In complete contrast to the quiet, non-moving style of Theravada Buddhism, behind the tree was a large garden area set up with hard wooden boards for the more robust and exhausting practice of Tibetan Buddhism. The large, burly Tibetans are noticable not only for their rather distinctive high-altitude-adapted figures, but also for their energetic form of prayer: a form of burpy, if you will. The practicioner stands at the foot of the board, places his or her body flat down using the hands to guide the movement outwards before pushing themselves back upwards again, to their feet. Upon watching these dedicated, maroon-robed, muscle men, I made a silent vow that if I was to ever convert to Buddhism I’d be sure to choose that other, quiet one. This looked way too exhausting…
The next morning I decided it was probably time for me to go to see a doctor as I had developed large, raised red bumps around the itchy bites on my legs. He had no idea what it was, so prescribed me every possible cure – antibiotics, antihistamines and antifungal creams – in the hopes that it might go away. Naturally the pharmacy tried to overcharge me, so I argued the price down from ₹1300 to ₹300 ($6). That extra $20, they claimed, was for ‘insurance tax’ in case I wanted to claim a refund. I tell ya, India is a daily struggle.
We visited another sacred site – a hill top temple – but it was crawling with people wanting to put the powdered dots on our foreheads and asking for a donation of upwards of ₹100 ($4). Donations of this kind from locals are never more than ₹10 (20c). We had a couple of cute little girls accompany us (more like drag us) up the hill, but the adventure soon turned sour as we couldn’t look anywhere without being told that we had to pay a ‘donation’. It was about time to leave Bodhgaya and head to Varanasi… Although this is the same as jumping from the pot into the flames when it comes to scams in India…
Nevertheless, we jumped in a rickshaw and headed towards Gaya. I made a start for the ‘Ladies only’ line again, and despite there being a barrier between me and the other men, they were still trying to lean over the bar and push their money through the small cashier’s window in front of me. I had about had enough of everything by this stage, and dealt with the situation in the most controlled and mature way I could possibly manage: I started hitting all the men in my way, and yelling loud obsenities at them. Hands retracted fast and eyes were wide as a fairly large group of shocked Indian men tried to fathom what some small, blonde, blue-eyed western woman had just done to them. Well, that was that done.

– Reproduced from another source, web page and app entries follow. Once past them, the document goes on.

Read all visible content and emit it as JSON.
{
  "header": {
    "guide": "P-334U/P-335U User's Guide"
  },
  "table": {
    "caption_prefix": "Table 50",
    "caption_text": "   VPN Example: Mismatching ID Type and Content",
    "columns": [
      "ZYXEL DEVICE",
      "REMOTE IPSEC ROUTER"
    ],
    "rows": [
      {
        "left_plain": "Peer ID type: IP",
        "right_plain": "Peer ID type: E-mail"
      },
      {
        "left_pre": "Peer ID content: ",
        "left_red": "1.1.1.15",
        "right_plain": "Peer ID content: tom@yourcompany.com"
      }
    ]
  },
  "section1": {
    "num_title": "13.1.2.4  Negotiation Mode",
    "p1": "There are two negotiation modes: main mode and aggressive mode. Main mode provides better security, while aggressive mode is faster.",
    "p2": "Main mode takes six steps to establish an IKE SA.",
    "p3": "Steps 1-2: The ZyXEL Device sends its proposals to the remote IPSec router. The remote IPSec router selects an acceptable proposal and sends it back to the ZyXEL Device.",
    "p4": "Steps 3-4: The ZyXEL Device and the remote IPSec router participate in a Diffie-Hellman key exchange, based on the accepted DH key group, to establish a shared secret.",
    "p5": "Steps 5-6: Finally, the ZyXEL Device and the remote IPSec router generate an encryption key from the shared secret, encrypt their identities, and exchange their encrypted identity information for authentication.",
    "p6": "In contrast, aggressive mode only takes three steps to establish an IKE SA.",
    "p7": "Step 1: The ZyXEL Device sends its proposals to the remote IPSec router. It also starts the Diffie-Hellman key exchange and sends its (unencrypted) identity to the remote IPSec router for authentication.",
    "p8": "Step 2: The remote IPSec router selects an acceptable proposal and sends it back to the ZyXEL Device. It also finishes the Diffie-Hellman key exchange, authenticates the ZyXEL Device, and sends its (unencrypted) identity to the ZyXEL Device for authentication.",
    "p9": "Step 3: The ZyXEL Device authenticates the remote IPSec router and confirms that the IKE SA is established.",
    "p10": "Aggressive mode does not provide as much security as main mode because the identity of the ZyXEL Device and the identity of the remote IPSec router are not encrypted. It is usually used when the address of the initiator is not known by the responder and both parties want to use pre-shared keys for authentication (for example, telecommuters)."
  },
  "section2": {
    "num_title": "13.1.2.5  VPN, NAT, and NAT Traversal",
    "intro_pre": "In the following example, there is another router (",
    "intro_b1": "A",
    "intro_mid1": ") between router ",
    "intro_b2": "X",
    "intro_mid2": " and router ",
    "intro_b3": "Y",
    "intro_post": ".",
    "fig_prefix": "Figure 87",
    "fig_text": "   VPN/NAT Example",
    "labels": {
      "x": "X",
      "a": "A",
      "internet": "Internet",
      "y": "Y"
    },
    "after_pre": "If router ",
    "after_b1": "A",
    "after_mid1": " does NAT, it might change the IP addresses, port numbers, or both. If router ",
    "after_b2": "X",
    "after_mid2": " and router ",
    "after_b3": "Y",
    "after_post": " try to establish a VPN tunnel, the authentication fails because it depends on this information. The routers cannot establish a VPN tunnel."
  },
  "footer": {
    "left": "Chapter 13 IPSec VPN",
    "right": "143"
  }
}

Now all we had to do was miss four consecutive trains in a row (because we physically could not get on with 20 Indian people hanging from each of the doorways), and then catch the really, really, slow passenger train to Varanasi.
God, I’m glad that was easy.